Problem description
List all the lines in these records that hold "caption".

Materials provided
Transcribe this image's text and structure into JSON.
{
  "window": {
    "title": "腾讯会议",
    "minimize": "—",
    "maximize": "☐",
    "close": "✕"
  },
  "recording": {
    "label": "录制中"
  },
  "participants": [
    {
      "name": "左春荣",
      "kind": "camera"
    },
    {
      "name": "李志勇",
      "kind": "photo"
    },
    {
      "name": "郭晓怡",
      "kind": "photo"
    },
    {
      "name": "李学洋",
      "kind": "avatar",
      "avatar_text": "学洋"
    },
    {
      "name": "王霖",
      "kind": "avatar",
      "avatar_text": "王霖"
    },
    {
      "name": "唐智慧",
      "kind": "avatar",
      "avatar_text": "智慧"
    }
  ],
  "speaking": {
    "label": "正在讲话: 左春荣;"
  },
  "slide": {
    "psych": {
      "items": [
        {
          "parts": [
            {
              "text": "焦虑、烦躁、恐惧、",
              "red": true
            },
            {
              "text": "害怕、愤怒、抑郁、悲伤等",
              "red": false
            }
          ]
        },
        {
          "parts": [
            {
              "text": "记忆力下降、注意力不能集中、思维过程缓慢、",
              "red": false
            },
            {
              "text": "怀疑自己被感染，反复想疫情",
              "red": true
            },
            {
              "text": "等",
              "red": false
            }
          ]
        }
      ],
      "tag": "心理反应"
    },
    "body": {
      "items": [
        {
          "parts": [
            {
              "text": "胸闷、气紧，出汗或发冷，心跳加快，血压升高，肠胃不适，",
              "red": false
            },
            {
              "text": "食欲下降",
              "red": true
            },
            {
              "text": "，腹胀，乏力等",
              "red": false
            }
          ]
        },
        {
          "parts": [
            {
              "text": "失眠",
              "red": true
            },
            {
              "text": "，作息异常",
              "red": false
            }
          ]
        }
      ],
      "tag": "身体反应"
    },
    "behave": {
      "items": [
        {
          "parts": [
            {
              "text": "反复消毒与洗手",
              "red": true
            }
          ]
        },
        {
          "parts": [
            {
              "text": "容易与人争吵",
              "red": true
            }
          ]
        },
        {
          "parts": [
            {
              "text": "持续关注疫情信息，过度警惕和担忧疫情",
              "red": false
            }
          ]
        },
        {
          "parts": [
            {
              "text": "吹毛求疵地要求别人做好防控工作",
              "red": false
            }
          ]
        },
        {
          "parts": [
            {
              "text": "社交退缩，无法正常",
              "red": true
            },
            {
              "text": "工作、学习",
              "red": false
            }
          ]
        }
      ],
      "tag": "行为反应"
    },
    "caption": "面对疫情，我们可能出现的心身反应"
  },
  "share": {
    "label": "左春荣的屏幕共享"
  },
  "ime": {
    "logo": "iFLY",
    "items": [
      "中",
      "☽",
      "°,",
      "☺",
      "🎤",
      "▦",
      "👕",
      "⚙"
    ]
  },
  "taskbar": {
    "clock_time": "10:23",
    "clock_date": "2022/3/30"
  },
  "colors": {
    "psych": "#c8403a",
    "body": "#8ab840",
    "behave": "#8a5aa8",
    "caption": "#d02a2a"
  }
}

Result of the task
    "caption": "面对疫情，我们可能出现的心身反应"
    "caption": "#d02a2a"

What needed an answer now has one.